Camping with an Electric Blanket

For some reason, we have started getting more letters requesting recommendations about using an electric blanket when tent camping. Some people want to simply plug in to a normal 120V outlet at a campground, some want to carry along a battery and use an inverter to generate AC power for their heating blanket or mattress pad. Electric blankets are not tested for cold outdoor use but here are some tips and precautions for those who would like to do this.

Connecting to Shore Power (normal 120VAC outlet)

IF you use a campsite electrical outlet (120VAC) you can use any brand of heated blanket or heated mattress pad. The warmest brand of heated blankets on the USA market is the Sunbeam brand, at least in its first year. Most of their blankets will also fit your requirement of being cheap (try or Sunbeam blankets, due to their technology, will then lose heat each year (actually a tiny fraction every time it is used) for its life. Probably you will only use this blanket a few times per year so this heat loss over time would not affect you so much.

Using an Inverter to Power an Electric Blanket

All electric blankets and mattress pads will work well with a Full Wave Inverter. Due to their cost however, most people use Modified Sine Wave inverters. So you need to check what kind of inverter you have. The only brand of heated blanket or mattress pad sold in the United States that will work with an MSW inverter is the low voltage SoftHeat one.

Keeping Warm while Camping

Almost all electric blankets designed for the US market are designed for other blankets, spreads, comforters, etc. to be placed over them during use, if you would wish to do that. Check your User Manual first to assure yours will allow this. In camping, what you put UNDER you would be quite important also to your warmth. Be sure to pad your undersides well.

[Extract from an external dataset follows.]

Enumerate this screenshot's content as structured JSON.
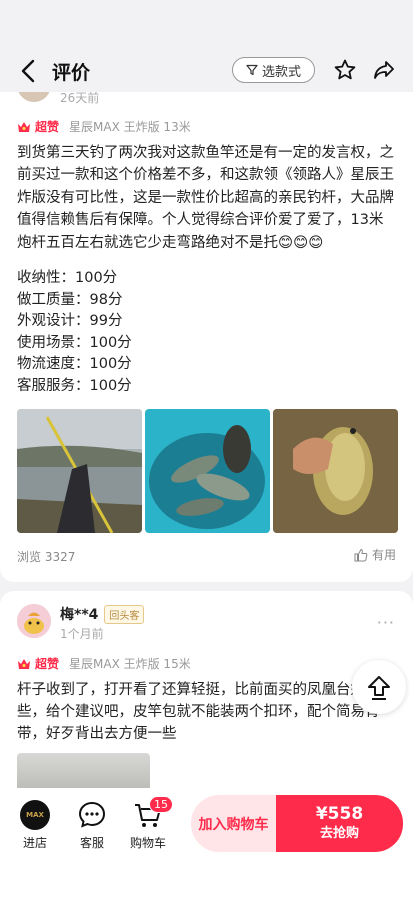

Heated pads are warmer than heated blankets due to all the heat being retained by the non-heated blanket or comforter or whatever is on top. However don’t use any heated mattress pad on your air pad. #1) It might burn through the plastic; and #2) It won’t heat you well with an air mattress anyway because there will not be any “mass” under it to direct the heat upwards to your bodies. The heat will simply go into the air within the air mattress instead of being forced to your bodies as with a regular mattress. (We have not tested heated bedding with ground pads such as Thermarest, etc. so cannot speak to how they will react to heat.)


Do not use an electric blanket inside a sleeping bag. It could easily become bunched up and overheat – possibly catching fire.

Choosing the Best Electric Bedding For YOU

1. Before You Buy – A MUST Review: the Lead Page of the Buyer's Guide offering:

  1. Major considerations before your purchase; and,
  2. Links to all of our Reviews and Ratings sections

2. Ready to Buy? If you want to see a list of retailers carrying each of the major brands of Heated MATTRESS PADS this year, click Heated Mattress Pad Retailers OR for Heated BLANKETS, click Stores Selling Electric Blankets.

The Electric Blanket Institute’s Consumer Guide and Blog text is licensed under a Creative Commons Attribution-Share-Alike 3.0 United States License.  For any reuse or distribution you must make clear to others the license terms of this work. The best way to do this is with a link to this web page. This information has been developed over many years of testing and is presented freely for educational use only and without any warranty of any kind. It is not a substitute for the safe usage practices of your individual product. See our Policies Page for other information including advertising and affiliate linkage. Sorry, all information presented applies only to products sold in the United States. We cannot help with other products.